Since independence[edit]

1960: the Republic of Gabon becomes an independent state.

1961: Léon Mba is elected president of the Republic.

1962: COMILOG (Compagnie Minière de l'Ogooué) begins mining manganese.

1964: attempted military coup d'état against Léon Mba fails due to French military intervention.

1967: death of Léon Mba. Albert-Bernard Bongo succeeds him as president of the Republic.

1968: president Bongo installs a single-party régime.

1970: the first buildings open at the university of Libreville.

1971: assassination in Libreville of opposition politician Germain Mba [fr] by two mercenaries.[4]

1973: Albert-Bernard Bongo converts to Islam and becomes Omar Bongo.[5]

1975: Gabon becomes a member of OPEC.

1976: construction of the omnisport stadium in Libreville, which hosts the first Central African Games.

1977: assassination of the Gabonese poet Ndouna Depenaud.[5][6]

1977: Omar Bongo initiates a series of infrastructure projects in Libreville.

1977: creation of the state-owned compagny Air Gabon.

1977: summit meeting of the Organisation of African Unity (OAU) in Libreville.

1978: the Gabonese government expels thousands of nationals of Benin.

1981: founding of MORENA (MOuvement de REdressement NAtional), unsanctioned opposition party.

1981: Gabon expels several thousand nationals of Cameroon.

1981: Omar Bongo is received by Ronald Reagan in Washington.

1982: official visit of pope Pope John Paul II to Gabon.[7]

1983: official visit of François Mitterrand, president of the French republic.

1983: creation in Libreville of the CICIBA (Centre International des CIvilisations BAntoues, International Center of Bantu Civilizations).

1985: capital execution of captain Alexandre Mandja Ngokouta in Libreville.

1986: inauguration of the Libreville-Franceville railway line (le Transgabonais).

1990: after a period of political unrest, re-establishment of multipartisme.

1990: French military intervention at Port-Gentil and at Libreville to evacuate foreign nationals (opération Requin).

1993: presidential election; Omar Bongo wins beating father Paul Mba Abessole.

1994: devaluation of the CFA franc triggers a price increase for imported goods and a drop in the buying power of the Gabonese. Also logging increases and concessions greatly expanded.[2]

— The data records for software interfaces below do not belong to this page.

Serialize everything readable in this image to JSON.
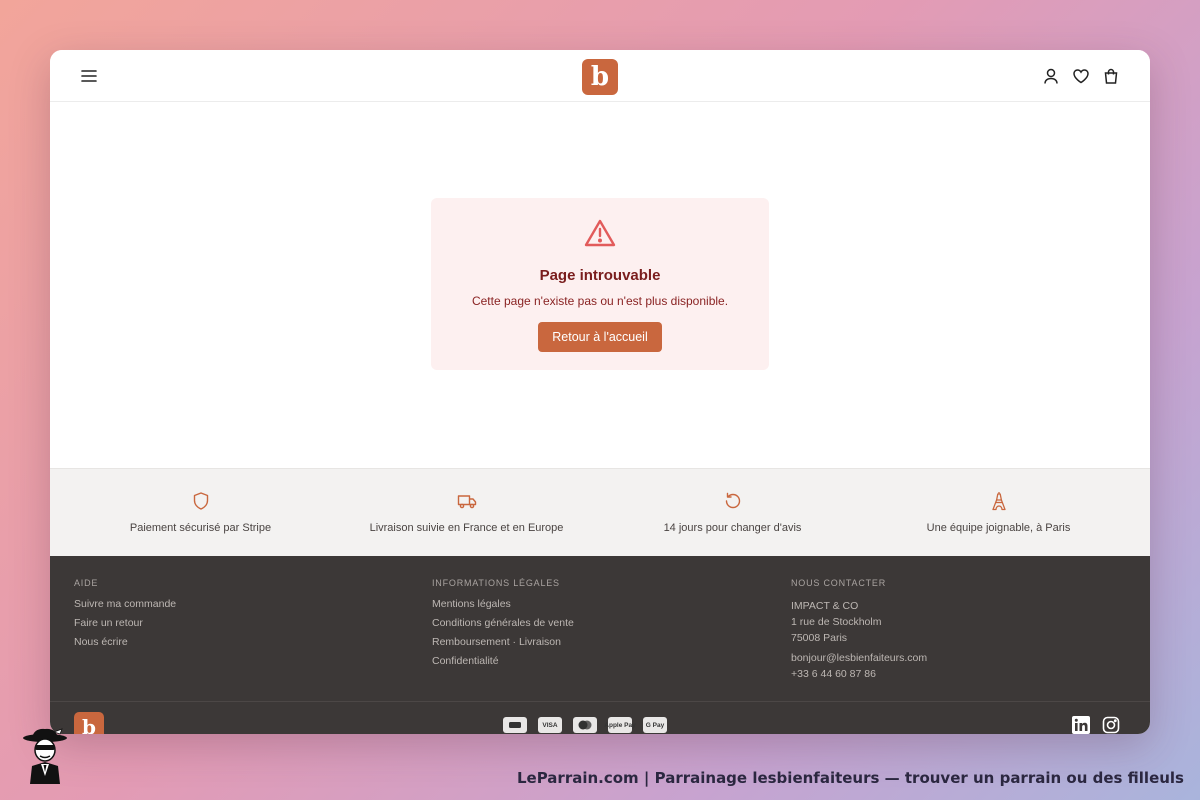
{
  "colors": {
    "accent": "#c9673e",
    "card_bg": "#fdf0f0",
    "error_red": "#e25b5b",
    "footer_bg": "#3c3837",
    "features_bg": "#f3f2f1"
  },
  "header": {
    "menu_icon": "hamburger-menu-icon",
    "logo_letter": "b",
    "icons": [
      "account-icon",
      "wishlist-heart-icon",
      "cart-bag-icon"
    ]
  },
  "error": {
    "icon": "warning-triangle-icon",
    "title": "Page introuvable",
    "message": "Cette page n'existe pas ou n'est plus disponible.",
    "button_label": "Retour à l'accueil"
  },
  "features": [
    {
      "icon": "shield-icon",
      "text": "Paiement sécurisé par Stripe"
    },
    {
      "icon": "truck-icon",
      "text": "Livraison suivie en France et en Europe"
    },
    {
      "icon": "rotate-icon",
      "text": "14 jours pour changer d'avis"
    },
    {
      "icon": "eiffel-tower-icon",
      "text": "Une équipe joignable, à Paris"
    }
  ],
  "footer": {
    "aide": {
      "title": "AIDE",
      "links": [
        "Suivre ma commande",
        "Faire un retour",
        "Nous écrire"
      ]
    },
    "legal": {
      "title": "INFORMATIONS LÉGALES",
      "links": [
        "Mentions légales",
        "Conditions générales de vente",
        "Remboursement · Livraison",
        "Confidentialité"
      ]
    },
    "contact": {
      "title": "NOUS CONTACTER",
      "company": "IMPACT & CO",
      "street": "1 rue de Stockholm",
      "city": "75008 Paris",
      "email": "bonjour@lesbienfaiteurs.com",
      "phone": "+33 6 44 60 87 86"
    },
    "logo_letter": "b",
    "payments": [
      "CB",
      "VISA",
      "Mastercard",
      "Apple Pay",
      "G Pay"
    ],
    "socials": [
      "linkedin-icon",
      "instagram-icon"
    ]
  },
  "caption": "LeParrain.com | Parrainage lesbienfaiteurs — trouver un parrain ou des filleuls"
}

1994: Gabon leaves OPEC.

1995: Gabonese police expel thousands of undocumented foreigners ("sans-papiers").

1996: le père Paul Mba Abessole est élu maire de Libreville.

1996: an epidemic of Ebola kills several dozen people in Ogooué-Ivindo (Mayibout village).

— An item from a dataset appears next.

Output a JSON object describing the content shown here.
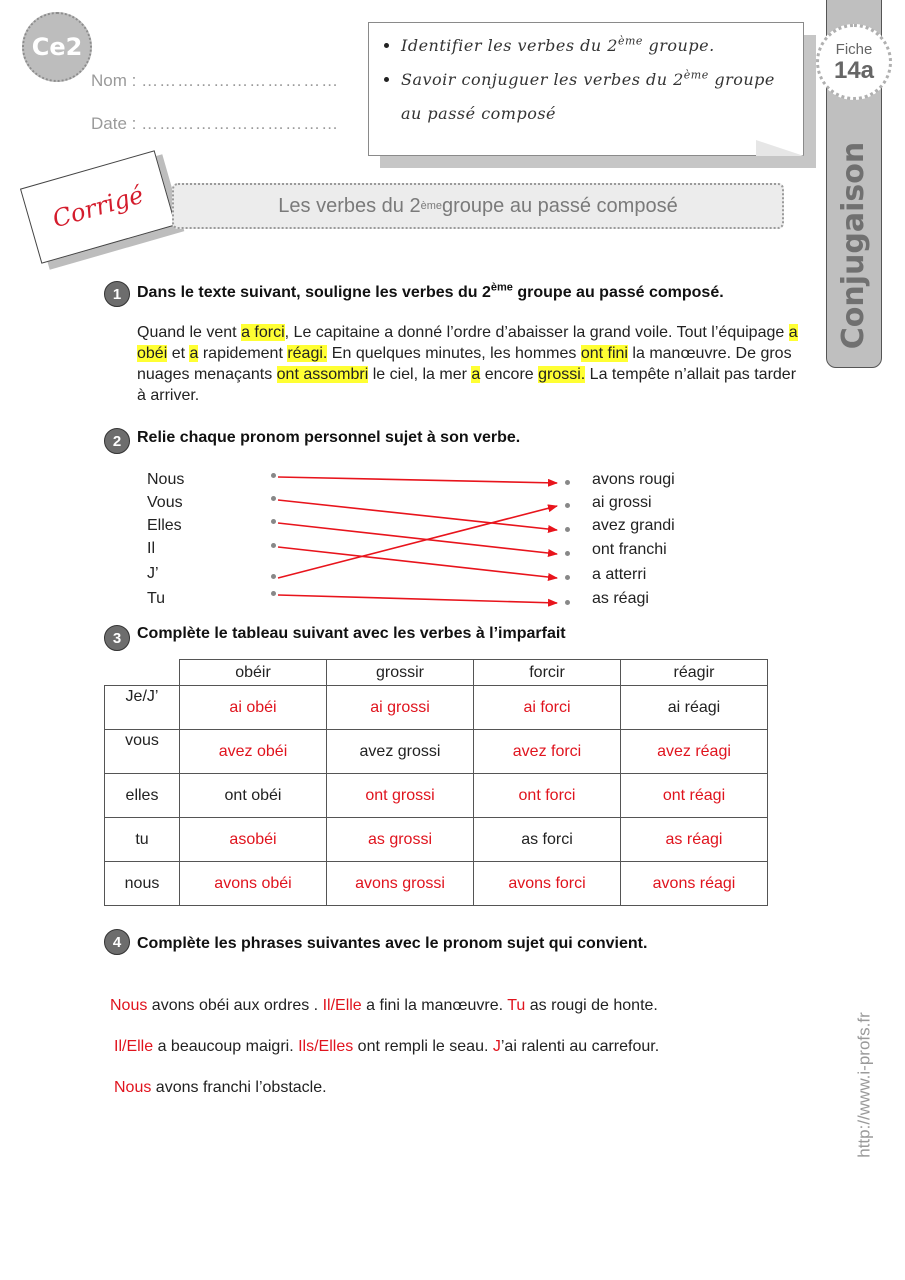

1997: Omar Bongo supports the return to power of Denis Sassou-Nguesso in Congo-Brazzaville.

1998: re-election of Omar Bongo to the presidency.

2001: Omar Bongo, Denis Sassou-Nguesso et Idriss Déby lose the lawsuit they initiated in French courts against the writer François-Xavier Verschave for "offense to a foreign head of state".

2002: Paul Mba Abessole becomes minister of human rights of president Bongo.

2005: unsurprising reelection of Omar Bongo Ondimba to the presidency.

2006: liquidation of the state compagny Air Gabon, which had been struggling for years with financial difficulties.

2007: creation of the private company Gabon Airlines.

2009: death of Omar Bongo 7 June.

2009: election of Ali Bongo Ondimba, minister of defense et son of Omar Bongo Ondimba (30 August).

2013: liquidation of Gabon Airlines.

See also[edit]


  1. ^ a b c Philippe Lemarchand (1994). 'Afrique et l'Europe: atlas du XXe siècle (in French). Éditions Complexe. p. 180. ISBN 978-2870275184 – via Google Books.
  2. ^ a b Liz Alden Wily (2012). "Land Rights in Gabon: Facing Up to the Past – and Present" (PDF). FERN. p. 20.
  3. ^ Liz Alden Wily (April 2012). "Land Rights in Gabon: Facing Up to the Past – and Present" (PDF). FERN. p. 102.
  4. ^ Loic Ntoutoume (29 July 2015). "Ces assassinats jamais élucidés" (in French). Gabon Review.
  5. ^ a b "Que retenir du règne des Bongo après "un demi-siècle" de pouvoir sans partage ?" (in French). Info241. 17 November 2014.
  6. ^ POLITIQUE AFRICAINE N-115. Fin de règne au Gabon (in French). Karthala Editions. 2009. p. 82. ISBN 978-2811132040 – via Google Books.


External links[edit]